Facing what its executive artistic director describes as “desperate financial times,” the 6th Street Playhouse in Santa Rosa is canceling four of its 14 scheduled productions in the current season.
The move is aimed at overcoming a financial deficit and refocusing the group’s efforts toward more contributed income, or philanthropic donations. The productions that are being canceled were to be staged in the group’s Studio Theatre, a smaller more intimate venue that typically housed classics, new works and less commercially viable productions.
Ticket sales, which include the roughly 650 season ticket subscribers, account for about 60 percent of the group’s annual revenue. In contrast, when the theater company started in 2005, there were 1,400 season subscribers.
Donor giving now accounts for 40 percent of the company’s operating budget, which last year was about $1.1 million. Poor attendance at a recent Studio Theatre production highlighted the need to focus more on donations.

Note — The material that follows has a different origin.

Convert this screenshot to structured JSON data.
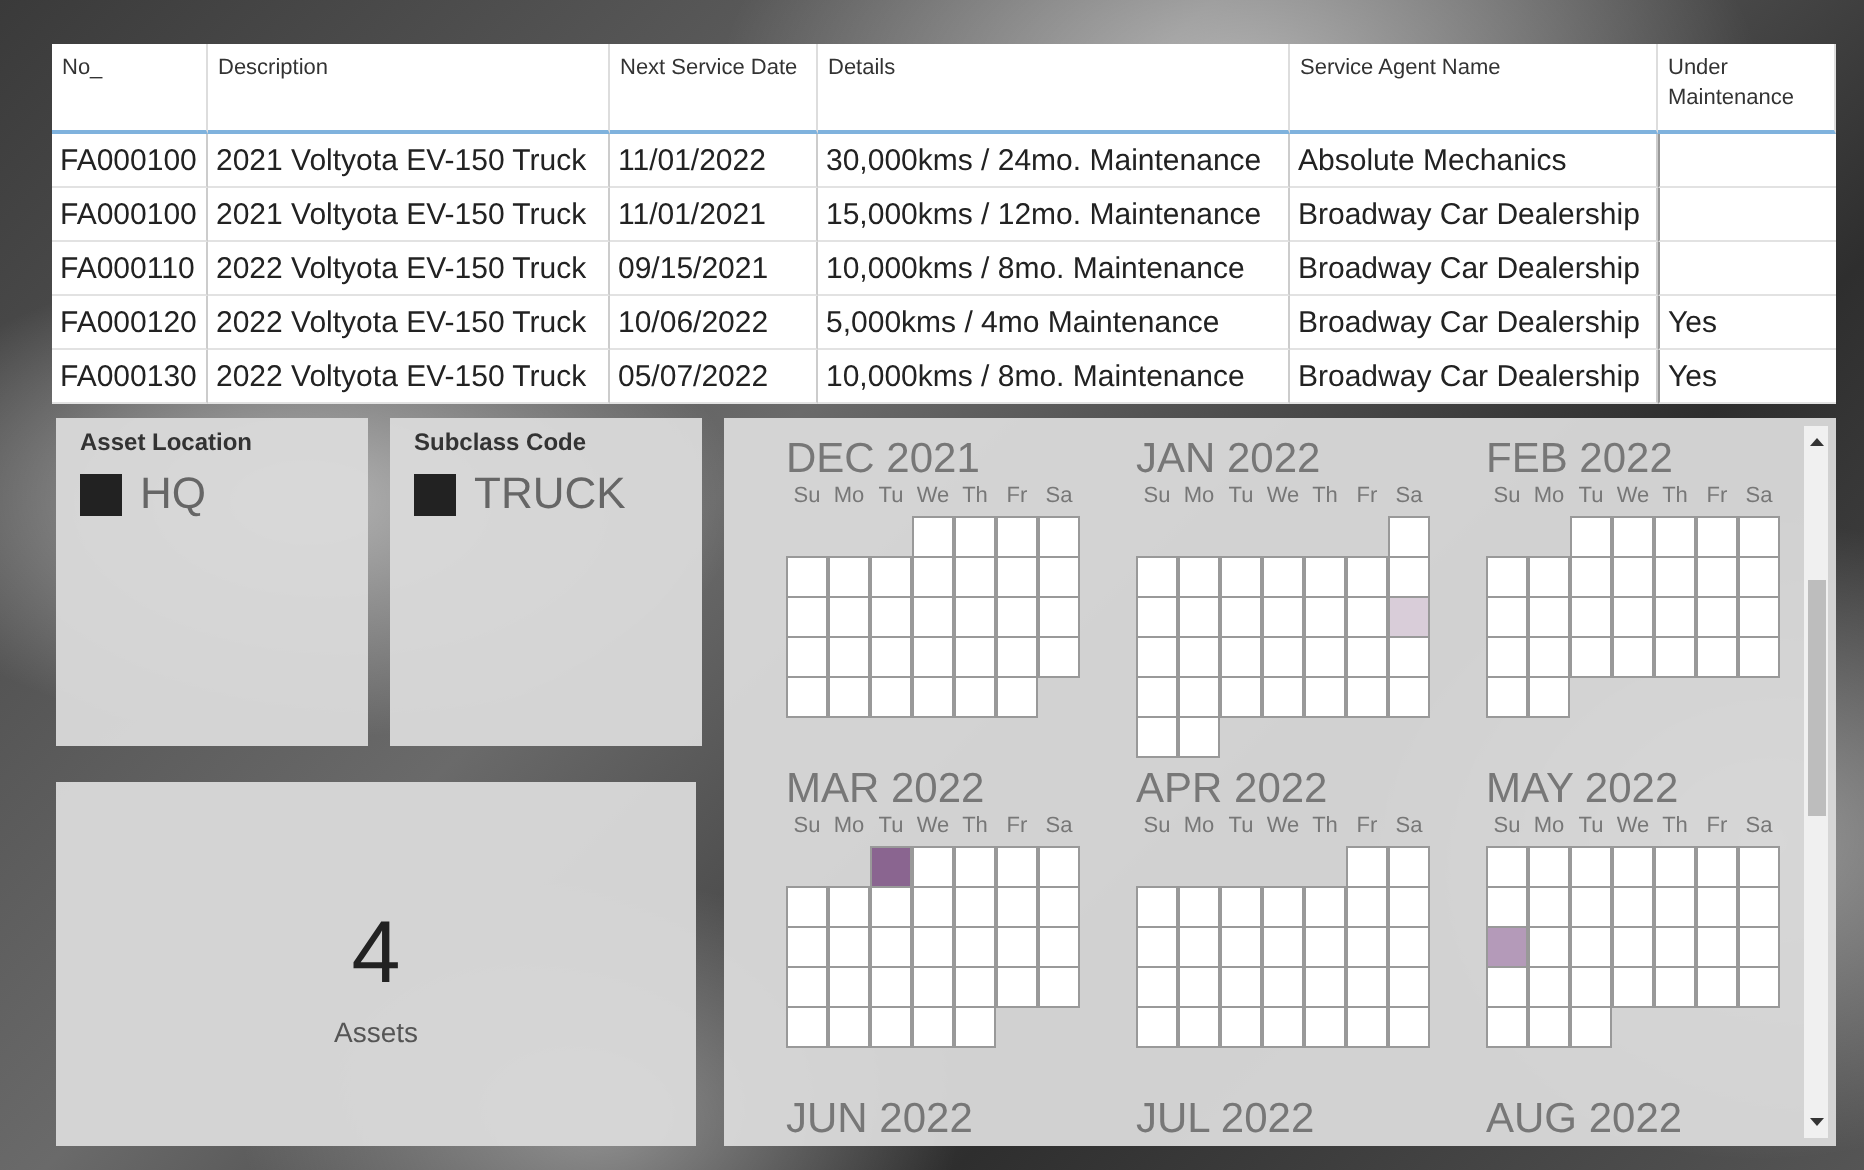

“We can’t possibly produce any more theater than we already are in order to cover that 60 percent of our budget,” said Craig Miller, 6th Street’s executive artistic director.

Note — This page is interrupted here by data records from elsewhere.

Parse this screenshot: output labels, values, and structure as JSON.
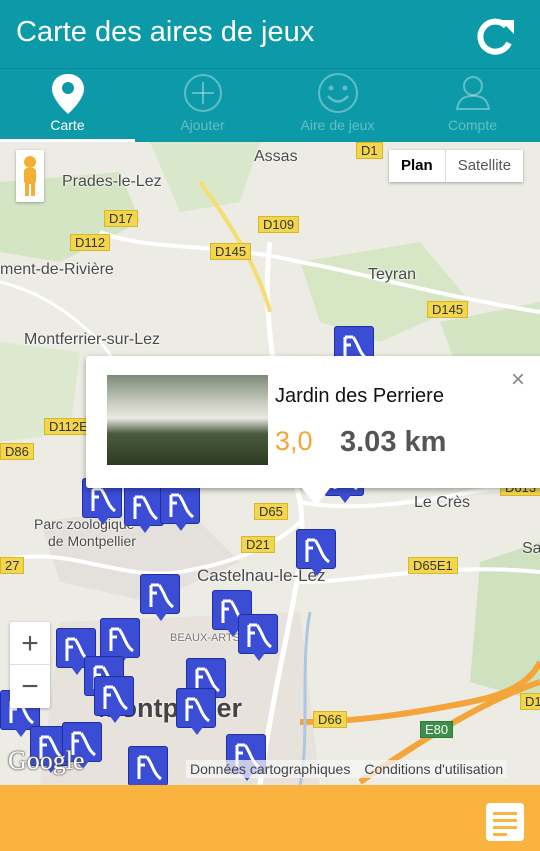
{
  "header": {
    "title": "Carte des aires de jeux",
    "refresh_icon": "refresh-icon"
  },
  "tabs": [
    {
      "label": "Carte",
      "icon": "map-pin-icon",
      "active": true
    },
    {
      "label": "Ajouter",
      "icon": "add-circle-icon",
      "active": false
    },
    {
      "label": "Aire de jeux",
      "icon": "smiley-icon",
      "active": false
    },
    {
      "label": "Compte",
      "icon": "user-icon",
      "active": false
    }
  ],
  "map": {
    "type_control": {
      "plan": "Plan",
      "satellite": "Satellite",
      "selected": "Plan"
    },
    "places": {
      "assas": "Assas",
      "prades": "Prades-le-Lez",
      "riviere": "ment-de-Rivière",
      "teyran": "Teyran",
      "montferrier": "Montferrier-sur-Lez",
      "cres": "Le Crès",
      "parc": "Parc zoologique",
      "parc2": "de Montpellier",
      "castelnau": "Castelnau-le-Lez",
      "beaux_arts": "BEAUX-ARTS",
      "montpellier": "Montpellier",
      "sa": "Sa"
    },
    "roads": {
      "d17": "D17",
      "d112": "D112",
      "d109": "D109",
      "d145a": "D145",
      "d145b": "D145",
      "d112e": "D112E",
      "d86": "D86",
      "d65": "D65",
      "d21": "D21",
      "d65e1": "D65E1",
      "d66": "D66",
      "e80": "E80",
      "d27": "27",
      "d1": "D1",
      "d613": "D613",
      "d1top": "D1"
    },
    "zoom_in": "+",
    "zoom_out": "−",
    "attribution": {
      "data": "Données cartographiques",
      "terms": "Conditions d'utilisation"
    },
    "google": "Google"
  },
  "popup": {
    "title": "Jardin des Perriere",
    "rating": "3,0",
    "distance": "3.03 km",
    "close": "×"
  },
  "colors": {
    "header": "#0d9aa8",
    "footer": "#fbb33f",
    "marker": "#3a4dd4",
    "rating": "#f2a63a"
  },
  "footer": {
    "list_icon": "list-icon"
  }
}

Miller said that with so many shows, some of them performing at the same time, “We’ve started to feel that we are even competing with ourselves. We offer too much theater.”
The average avid theater-goer attends the theater about four times a year, he said. “I’m asking my patrons to come 14 times a year.”
The shows being canceled are “4,000 Miles,” “Lucky Me,” “Empty Nesters” and “Assassins.” Patrons who had already purchased tickets for those shows may donate the cost to 6th Street, exchange the tickets for those to productions in the main GK Hardt Theatre or request a refund.
The cancellations will free up playhouse staff time to work on the organization’s marketing and development strategies. It also allows the group to rent out the space for outside uses, such as cabarets, special events and fundraisers.
“Canceling these shows doesn’t solve our immediate financial problems,” Miller said. “All it does is open staff up to focus on fundraising and development efforts and to also concentrate on strengthening the marketing for the remaining 10 shows that will still appear in the GK Hardt Theatre.”
The 2014-15 season’s performance schedule for the Studio Theatre originally included 6 shows. The first, a newly envisioned production of “The Glass Menagerie,” ran from Sept. 12 to Sept. 28, and the second, “The Rocky Horror Picture Show,” is underway and closes Nov. 9.
Miller said the need to cancel the remaining shows became evident after attendance for “The Glass Menagerie” fell far short of projections.
The playhouse projected attendance for the 13 performances would average out to 75 percent capacity for the 100-seat theater. The actual attendance turned out to be 54 percent.
Miller said that if the rest of the Studio Theatre season productions performed as poorly, the group would end up losing just under $2,000. Even in the best case scenario, where the remaining four productions achieved 60 to 80 percent capacity, the season would only net $14,500, but only after $42,000 in production costs alone. That expense does not include overhead and staff costs.
“It was a very difficult decision and it took some time to discuss it and look at all the options,” said Pam Zainer, president of the theater company’s board of directors.